As he began to serve farther-away customers, the load grew, and so did his payments to the telephone company. By 2017, putting up a wireless tower made sense. Cruzio was willing to provide 500 Mbps of wireless backhaul to the tower for less than the cost of T1 service, and Adelman now distributes this bandwidth to 35 customers, using primarily Ubiquiti wireless gear. (One customer actually has a fiber optic connection from the tower.) He charges customers between $130 and $300 per month, depending on speeds. Several customers get discounts for relaying services to others.

Connecting each customer takes a lot of work – way more than what a “real ISP” would do, according to Adelman. For liability reasons, he doesn’t install wireless dishes, but he goes up onto rooftops with his neighbors or their contractors and shows them how to do it, and he often adjusts their Wi-Fi for them. He estimates that this upfront work pays off after a year – and keeps on paying. (He has essentially zero churn.)

“Cruzio was interested in supporting people with my business model,” Adelman says. Cruzio offers not only backhaul but also expertise, helping him select hardware, wiring and so forth. “It’s beneficial for both of us because if I sell to them, they get a network built to spec,” he points out. The other benefit Cruzio would get is a group of happy customers it could acquire without marketing costs.

With 35 customers, Adelman is still able to work in an informal, neighborly way. There are no written contracts. One customer pays him in fresh fish. Another helped him with tower work when he broke his leg.

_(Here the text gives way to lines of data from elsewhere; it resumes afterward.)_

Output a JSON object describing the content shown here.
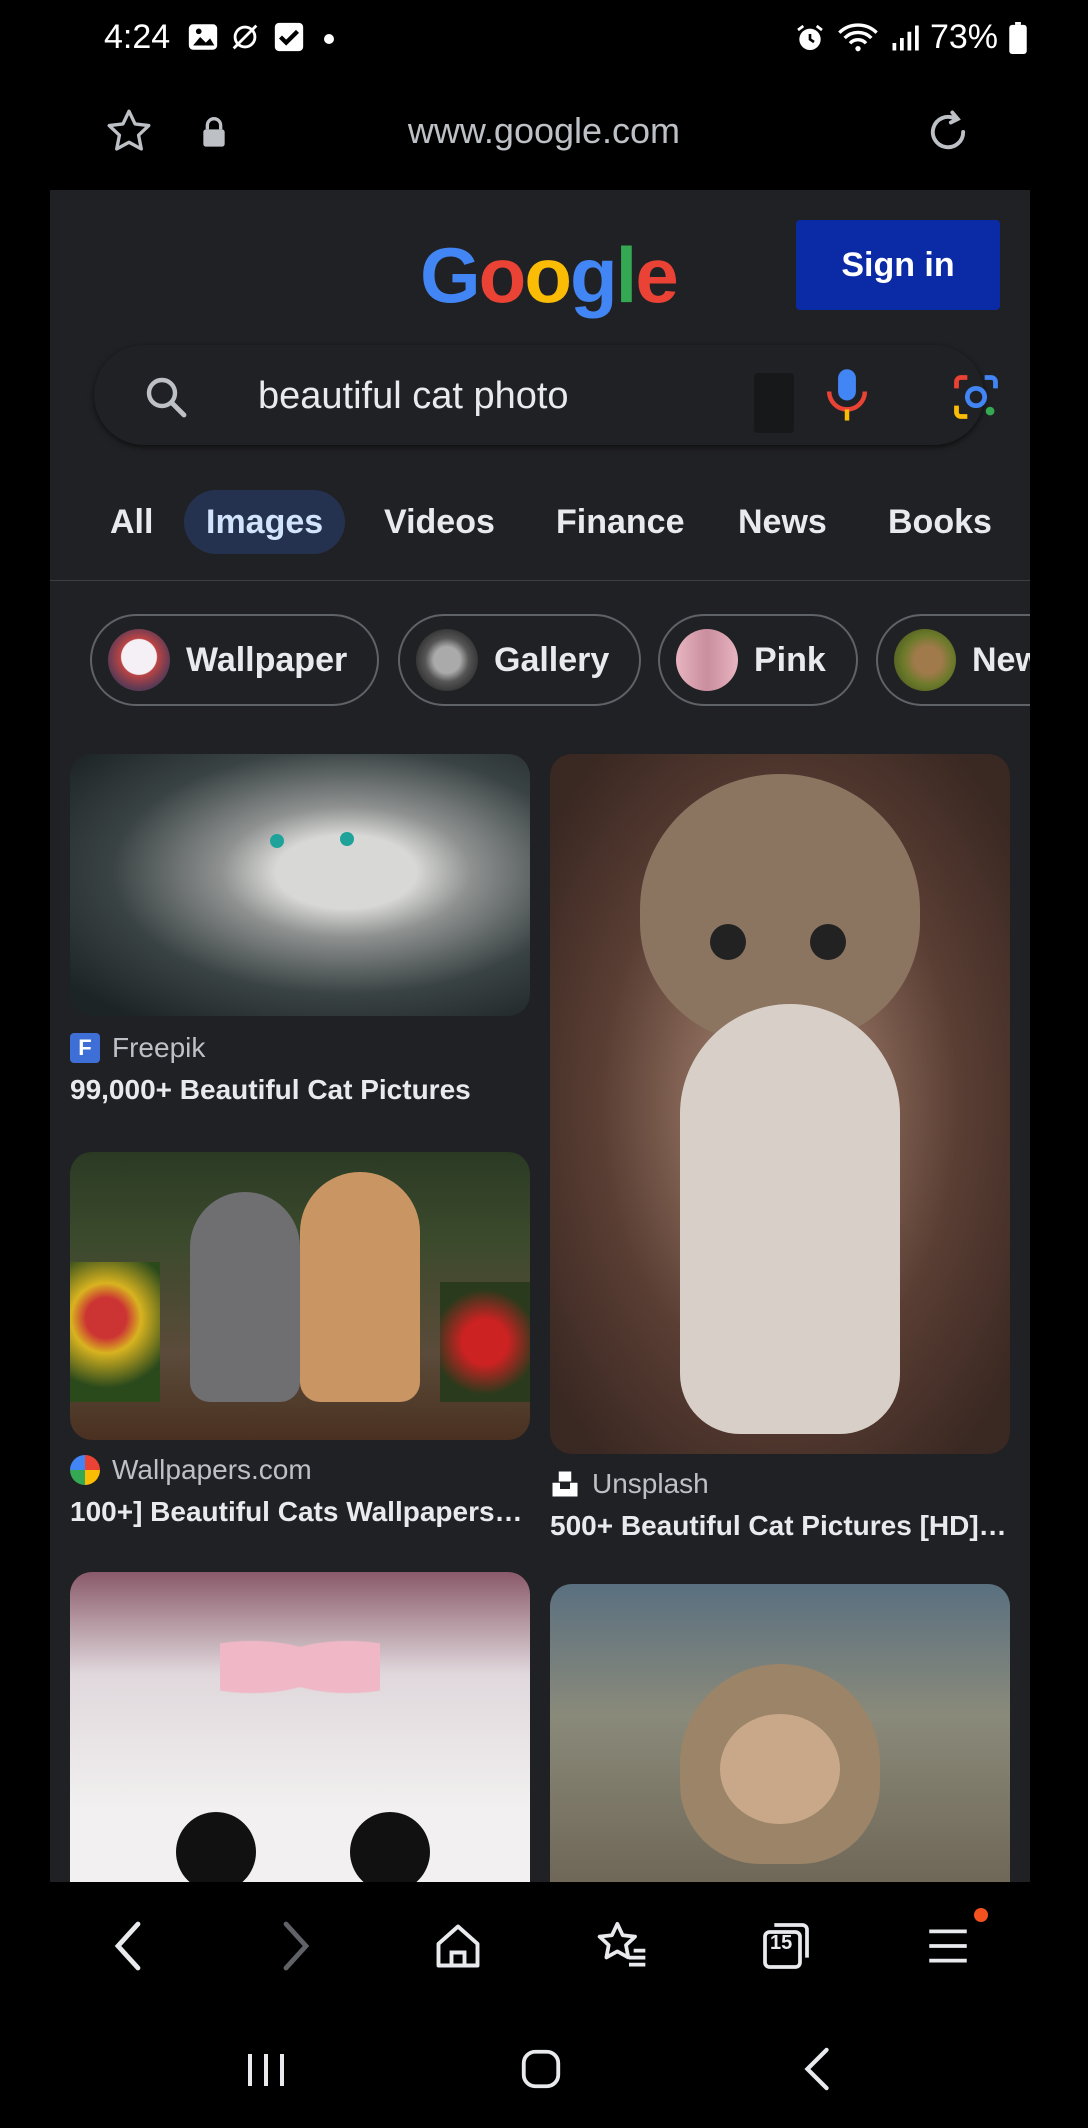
{
  "status_bar": {
    "time": "4:24",
    "battery": "73%",
    "icons_left": [
      "gallery-icon",
      "alarm-off-icon",
      "checkbox-icon",
      "dot-icon"
    ],
    "icons_right": [
      "alarm-icon",
      "wifi-icon",
      "signal-icon",
      "battery-icon"
    ]
  },
  "browser": {
    "url": "www.google.com",
    "tab_count": "15"
  },
  "google": {
    "logo": [
      "G",
      "o",
      "o",
      "g",
      "l",
      "e"
    ],
    "logo_colors": [
      "#4285f4",
      "#ea4335",
      "#fbbc05",
      "#4285f4",
      "#34a853",
      "#ea4335"
    ],
    "sign_in": "Sign in",
    "search_query": "beautiful cat photo"
  },
  "tabs": [
    "All",
    "Images",
    "Videos",
    "Finance",
    "News",
    "Books"
  ],
  "active_tab": "Images",
  "chips": [
    "Wallpaper",
    "Gallery",
    "Pink",
    "New"
  ],
  "results": [
    {
      "source": "Freepik",
      "title": "99,000+ Beautiful Cat Pictures"
    },
    {
      "source": "Wallpapers.com",
      "title": "100+] Beautiful Cats Wallpapers |..."
    },
    {
      "source": "Unsplash",
      "title": "500+ Beautiful Cat Pictures [HD] |..."
    }
  ],
  "colors": {
    "page_bg": "#202124",
    "sign_in_bg": "#0b2aa6",
    "active_tab_bg": "#24324f",
    "notification_dot": "#f4511e"
  }
}
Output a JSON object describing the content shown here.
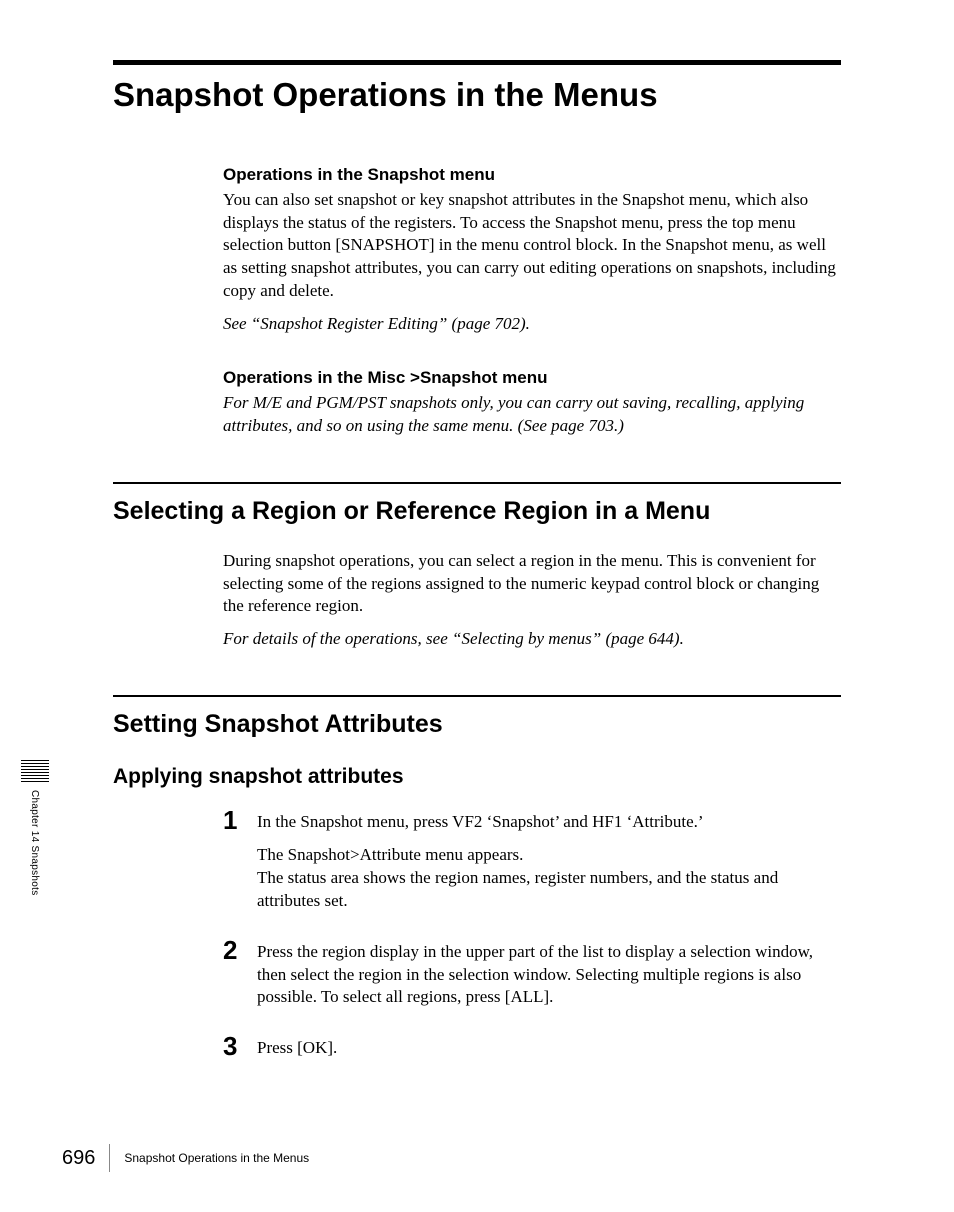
{
  "chapter_title": "Snapshot Operations in the Menus",
  "operations_snapshot": {
    "heading": "Operations in the Snapshot menu",
    "body": "You can also set snapshot or key snapshot attributes in the Snapshot menu, which also displays the status of the registers. To access the Snapshot menu, press the top menu selection button [SNAPSHOT] in the menu control block. In the Snapshot menu, as well as setting snapshot attributes, you can carry out editing operations on snapshots, including copy and delete.",
    "see": "See “Snapshot Register Editing” (page 702)."
  },
  "operations_misc": {
    "heading": "Operations in the Misc >Snapshot menu",
    "body": "For M/E and PGM/PST snapshots only, you can carry out saving, recalling, applying attributes, and so on using the same menu. (See page 703.)"
  },
  "section1": {
    "heading": "Selecting a Region or Reference Region in a Menu",
    "body": "During snapshot operations, you can select a region in the menu. This is convenient for selecting some of the regions assigned to the numeric keypad control block or changing the reference region.",
    "see": "For details of the operations, see “Selecting by menus” (page 644)."
  },
  "section2": {
    "heading": "Setting Snapshot Attributes",
    "subheading": "Applying snapshot attributes",
    "steps": [
      {
        "num": "1",
        "p1": "In the Snapshot menu, press VF2 ‘Snapshot’ and HF1 ‘Attribute.’",
        "p2": "The Snapshot>Attribute menu appears.",
        "p3": "The status area shows the region names, register numbers, and the status and attributes set."
      },
      {
        "num": "2",
        "p1": "Press the region display in the upper part of the list to display a selection window, then select the region in the selection window. Selecting multiple regions is also possible. To select all regions, press [ALL]."
      },
      {
        "num": "3",
        "p1": "Press [OK]."
      }
    ]
  },
  "side_tab": "Chapter 14  Snapshots",
  "footer": {
    "page": "696",
    "title": "Snapshot Operations in the Menus"
  }
}
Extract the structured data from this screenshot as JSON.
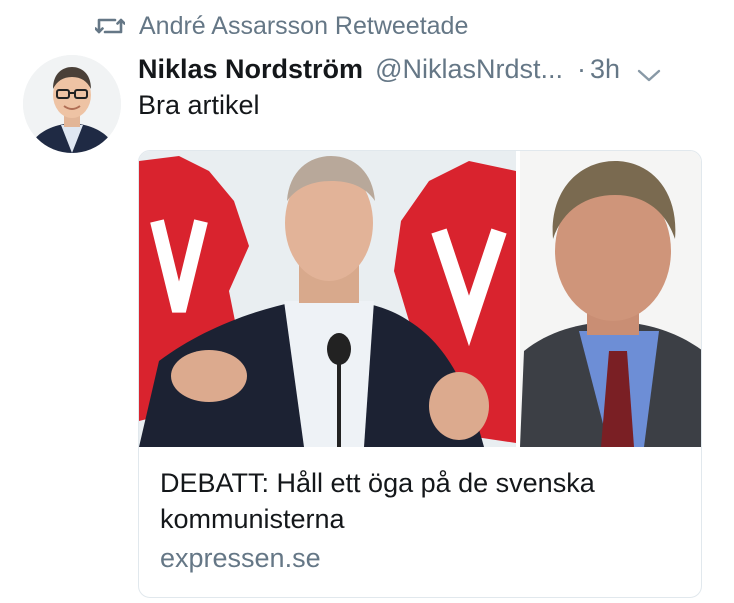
{
  "retweet": {
    "icon": "retweet-icon",
    "text": "André Assarsson Retweetade"
  },
  "tweet": {
    "avatar": "avatar",
    "display_name": "Niklas Nordström",
    "handle": "@NiklasNrdst...",
    "separator": "·",
    "time": "3h",
    "menu_icon": "chevron-down-icon",
    "text": "Bra artikel"
  },
  "card": {
    "title": "DEBATT: Håll ett öga på de svenska kommunisterna",
    "domain": "expressen.se"
  },
  "colors": {
    "primary_text": "#14171a",
    "secondary_text": "#657786",
    "card_border": "#e1e8ed",
    "accent_red": "#d9232e"
  }
}
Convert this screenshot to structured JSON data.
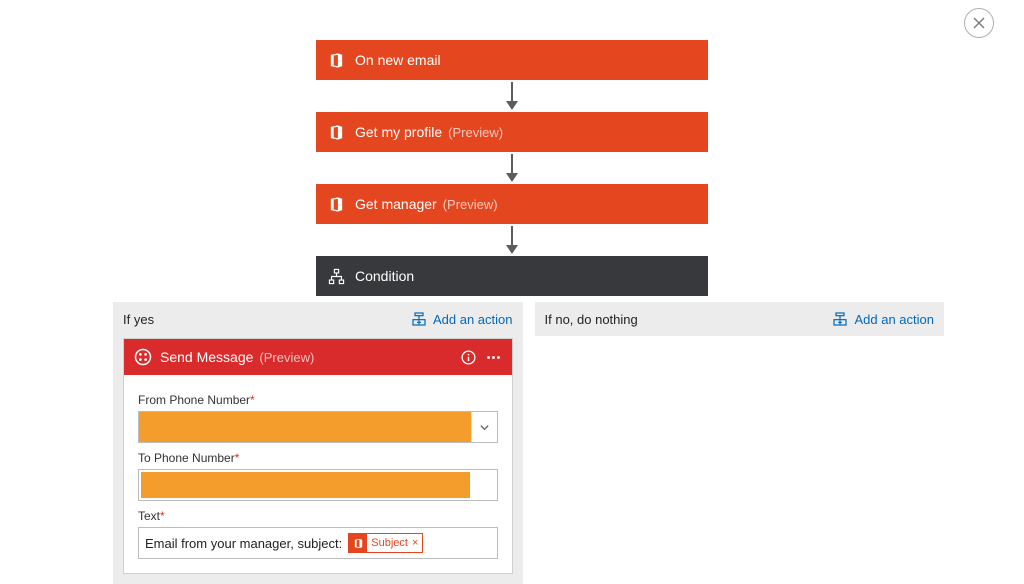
{
  "flow": {
    "cards": [
      {
        "label": "On new email",
        "preview": "",
        "style": "orange",
        "icon": "office"
      },
      {
        "label": "Get my profile",
        "preview": "(Preview)",
        "style": "orange",
        "icon": "office"
      },
      {
        "label": "Get manager",
        "preview": "(Preview)",
        "style": "orange",
        "icon": "office"
      },
      {
        "label": "Condition",
        "preview": "",
        "style": "dark",
        "icon": "condition"
      }
    ]
  },
  "branches": {
    "yes": {
      "title": "If yes",
      "add_action_label": "Add an action"
    },
    "no": {
      "title": "If no, do nothing",
      "add_action_label": "Add an action"
    }
  },
  "sendMessage": {
    "title": "Send Message",
    "preview": "(Preview)",
    "fields": {
      "from_label": "From Phone Number",
      "to_label": "To Phone Number",
      "text_label": "Text",
      "text_value_prefix": "Email from your manager, subject:"
    },
    "token": {
      "label": "Subject",
      "close": "×"
    }
  },
  "required_mark": "*"
}
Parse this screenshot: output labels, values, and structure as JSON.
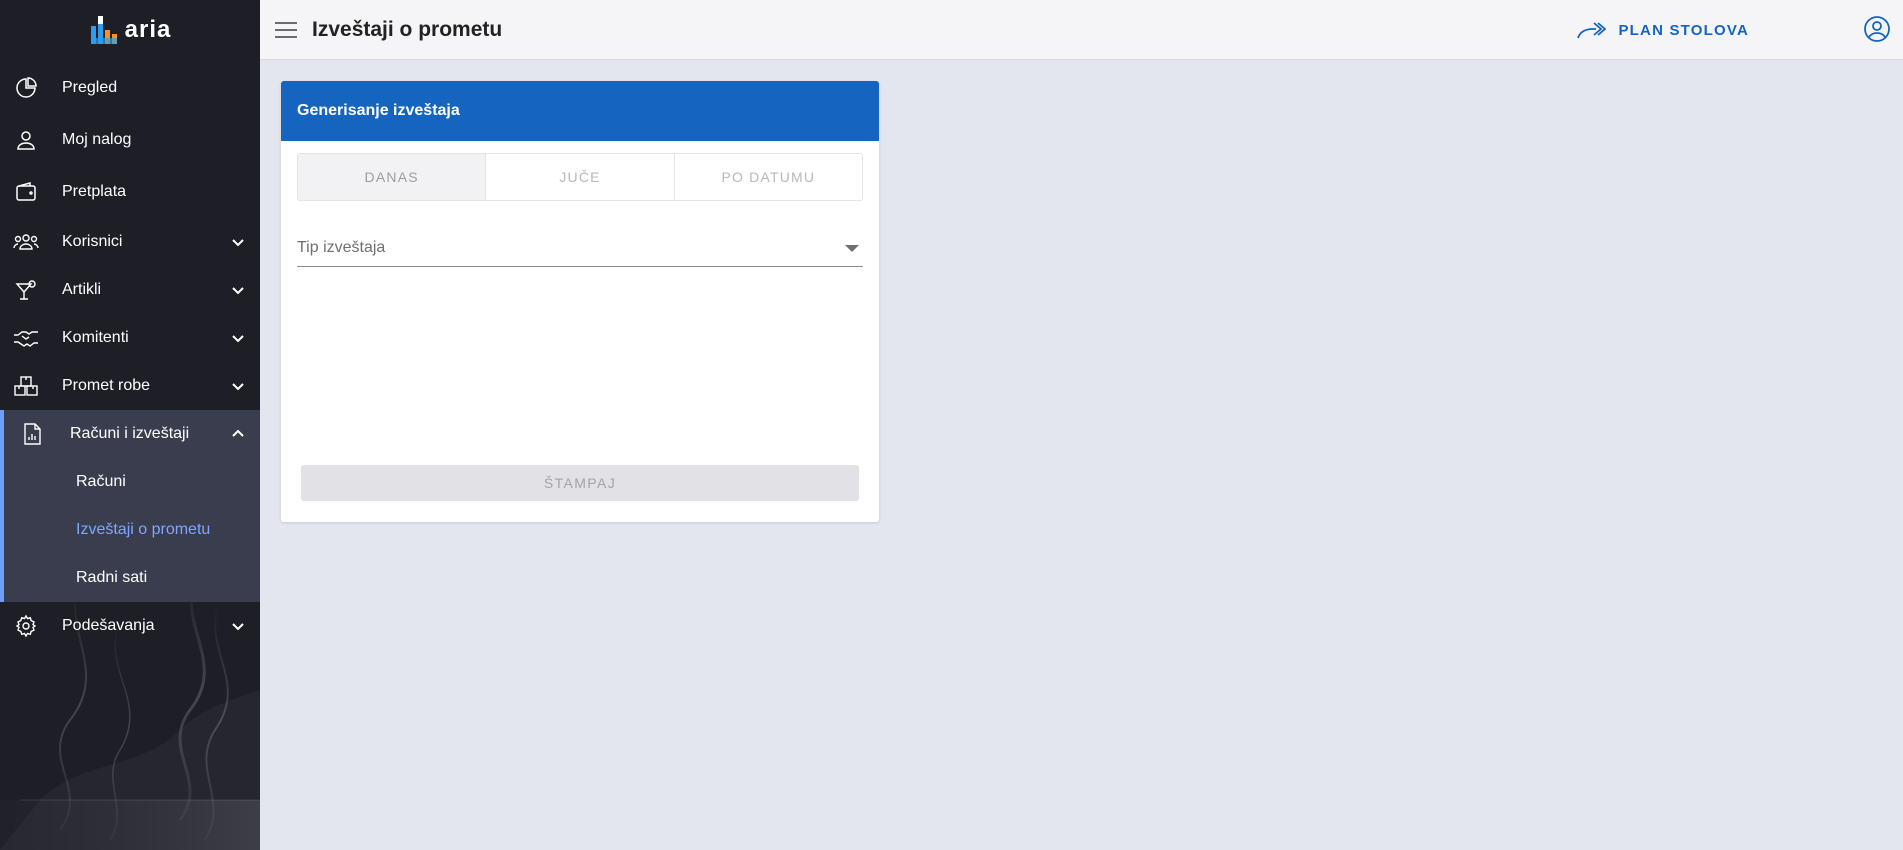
{
  "app": {
    "logo_text": "aria"
  },
  "header": {
    "title": "Izveštaji o prometu",
    "plan_button_label": "PLAN STOLOVA"
  },
  "sidebar": {
    "items": [
      {
        "label": "Pregled",
        "icon": "pie-chart-icon"
      },
      {
        "label": "Moj nalog",
        "icon": "person-icon"
      },
      {
        "label": "Pretplata",
        "icon": "wallet-icon"
      },
      {
        "label": "Korisnici",
        "icon": "users-icon"
      },
      {
        "label": "Artikli",
        "icon": "cocktail-icon"
      },
      {
        "label": "Komitenti",
        "icon": "handshake-icon"
      },
      {
        "label": "Promet robe",
        "icon": "boxes-icon"
      },
      {
        "label": "Računi i izveštaji",
        "icon": "report-document-icon"
      },
      {
        "label": "Podešavanja",
        "icon": "gear-icon"
      }
    ],
    "sub_items": [
      {
        "label": "Računi"
      },
      {
        "label": "Izveštaji o prometu"
      },
      {
        "label": "Radni sati"
      }
    ],
    "active_sub_item": "Izveštaji o prometu"
  },
  "report_card": {
    "title": "Generisanje izveštaja",
    "tabs": [
      {
        "label": "DANAS"
      },
      {
        "label": "JUČE"
      },
      {
        "label": "PO DATUMU"
      }
    ],
    "selected_tab": "DANAS",
    "report_type_placeholder": "Tip izveštaja",
    "print_button_label": "ŠTAMPAJ"
  },
  "colors": {
    "sidebar_bg": "#1d1e26",
    "accent": "#1565c0",
    "active_sub_item": "#7fa6ff",
    "content_bg": "#e4e6ef"
  }
}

For now, he has plenty of bandwidth, and Cruzio could easily double what it supplies him.

So when will he give up his ISP hobby? Not until it starts to seem like real work, Adelman says. If the business keeps growing, he will eventually have to put in a real billing system and hire someone to help with installation – and then it won’t be fun anymore. At that point, it will be time to start talking with Cruzio about selling the system.

The Final Frontier

“The areas farther away from the corridor, in the mountains, are those we’re most concerned about,” Hackett says. Cruzio serves these areas with old ADSL and ADSL2 networks, and the incumbent that owns the copper is pulling out the infrastructure and replacing it with only cellular service. In these areas, making a business case for a new high-speed network is difficult.

One strategy for the rural areas is to work with “micro-ISPs.” These are founded by tech-savvy residents who lease backhaul from Cruzio to serve themselves and a group of neighbors. (See the sidebar for an example of one.) “There are retired technologists in our mountains – throw a rock and you’ll hit one,” Hackett says. “They are our dream come true.”

Cruzio gives them advice about which protocols and equipment they should use, advises them about network management and even helps them market their services so that eventually, when these micro-networks become too large for the founders to manage, they can be folded into Cruzio’s network.

But despite the prevalence of retired Silicon Valley folks, most rural residents don’t want to manage their own internet connections. The more scalable solution for these areas, Hackett says, is to develop public-private partnerships with local governments or the county government. Another possibility is to obtain grants from the California Advanced Services Fund, which just received new funding.

The county government recently set up a series of rural community meetings, and residents eager for better broadband showed up in large numbers. Hackett says Cruzio is willing to partner with any community that takes the initiative to invest in broadband and gather precommitments to demonstrate interest. “The joy of a public-private partnership is that the whole community can get built,” he says.